If you’re looking to spice up your race schedule, look no further than an obstacle race. With the growth of obstacle races — including Tough Mudder, Spartan Race and Warrior Dash — there are many opportunities to try something different while still satisfying your competitive side.
If you’re typically a road runner, the thought of doing an obstacle race may be daunting. But with a few easy tweaks to your training plan, you’ll be well-prepared — and you might be more competitive than you expected!
Obstacle Race Training
If you’re already fit enough to run a 5K, you’ll likely be better prepared than many of your fellow competitors. While you will face obstacles that require some strength and agility, getting fit enough to run the entire distance comfortably will make for a more enjoyable experience. Find a quality 5K training plan, and give yourself time to prepare properly so you don’t end up injured from what should be a positive experience!

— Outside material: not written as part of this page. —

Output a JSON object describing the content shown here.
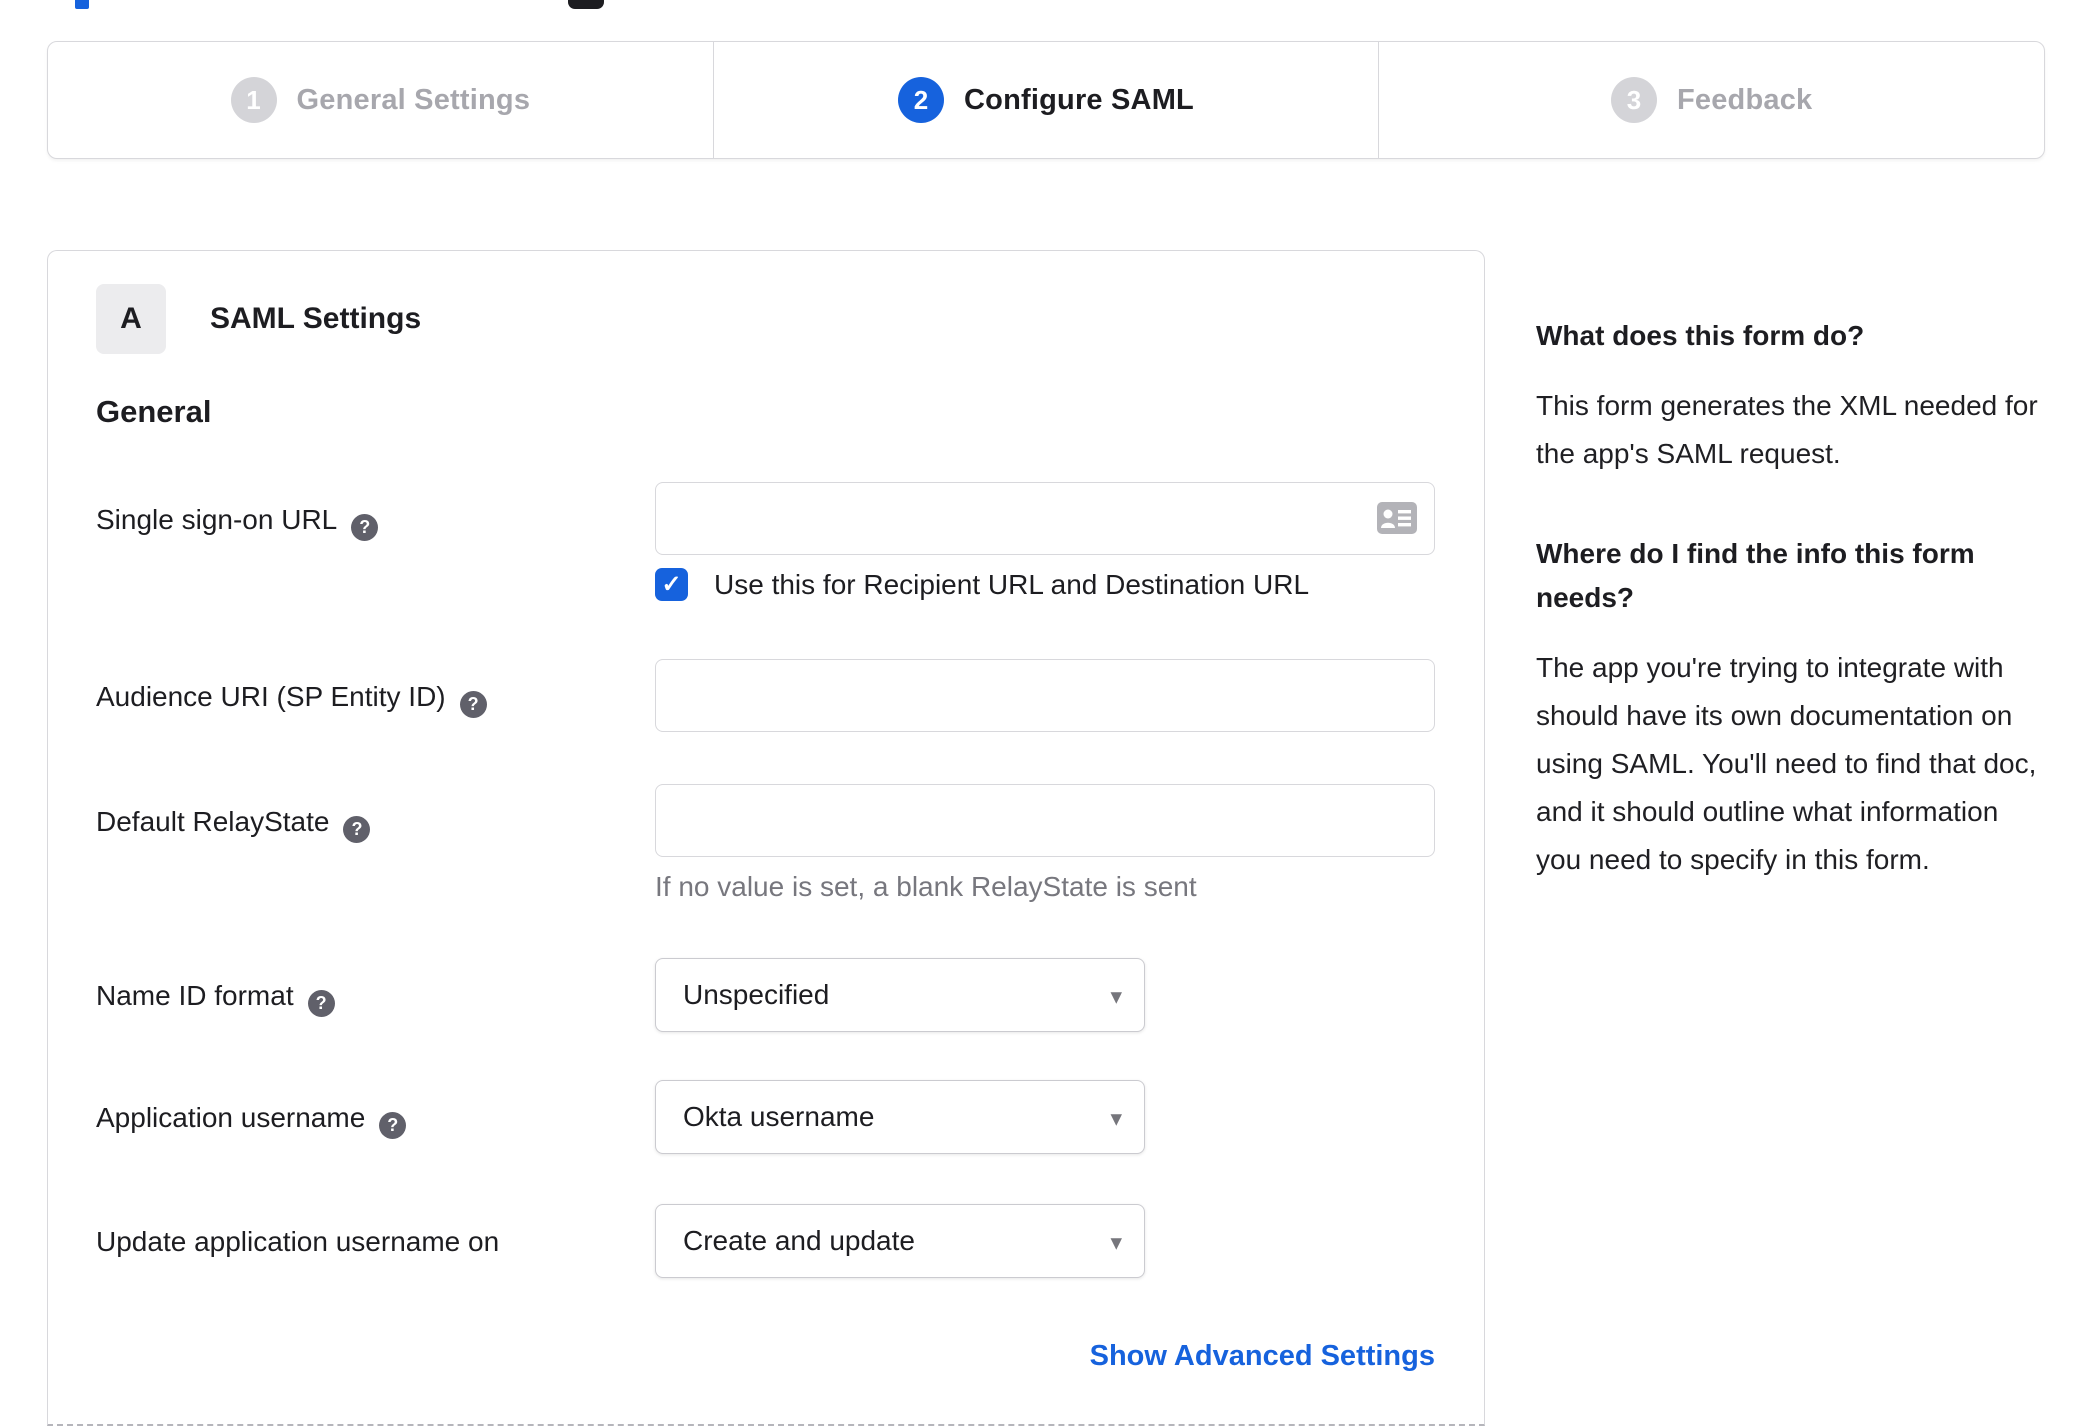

If you’re already an established runner looking to better prepare yourself for the specific challenges of an obstacle race, these are four of the most essential elements to incorporate into your training:
1. Trails/Varied Terrain (aka Hills!)
Most obstacle races are run on grassy, hilly courses or trails that may involve rocks and roots. If you typically run on the road and treadmill, it’s time to venture onto the trails.
Grassy parks with hills are a great place to train, but any type of trail with hills can work. Watch your footing, and expect your pace to be slower than it would be on the road. Practice running by effort level rather than trying to stick to a predetermined pace, and build your strength gradually. Finally, expect a little soreness, as you’re recruiting new muscle groups.
2. Fartlek Workouts
Obstacle races involve a lot of stopping, starting and running at varied paces as opposed to a steady, constant pace. A simple introductory speed workout that also doubles as preparation for an obstacle race is a fartlek workout. Fartlek is the goofy-sounding Swedish word for “speed play,” and fartlek runs incorporate a combination of slower and faster running. Sometimes these intervals are unstructured (e.g., run hard to the top of the hill or to the next mailbox), and sometimes they are structured by time and pace.
Here are a few examples of structured fartlek workouts to get you started. These can be run by pace or effort, depending on the terrain and your experience racing at various paces. Always start and finish your run with at least 10–15 minutes of easy running.
- 8–10 reps of 1-minute intervals at moderate-hard effort with 1 easy minute recovery
- 6–8 reps of 2 minutes at 5K pace with 2 minutes recovery
- 4–5 reps of 4 minutes at a moderate-hard effort with 4 minutes recovery
3. Strength Work
Although you don’t need to spend hours in the gym to prepare for your first obstacle race, having a strong core and upper body in addition to the strength you gain from running can make you more efficient and competitive.
As you train for your event, try to incorporate a twice-weekly body-weight strength routine after your run. Consistency is far more important than trying to set a new PR in the gym. Some of the best exercises are the tried-and-true classics: lunges, pushups, pullups, squats and planks.
4. Dynamic Flexibility
Aside from strength work, include ancillary warmup and cooldown routines focusing on dynamic strength and flexibility. These will help you improve your range of motion and running-specific strength by performing movements that are active rather than passive.
A dynamic, running-specific warmup may include exercises such as lunges and leg swings that replicate what your body does when you’re out on the road or trail. It should get you moving in all planes of motion and leave you feeling loose and ready to run. Similarly, a dynamic cooldown does the same but in reverse. It allows you to transition from your run while performing short, specific exercises that can help increase hip and glute strength, among other benefits.
Successful obstacle racing demands that you be a well-rounded athlete. To accomplish this, you need to train your body to be strong and flexible in ways that running alone isn’t able to do. Adding these types of routines to your training plan will make you a better overall athlete and a more injury-resistant runner.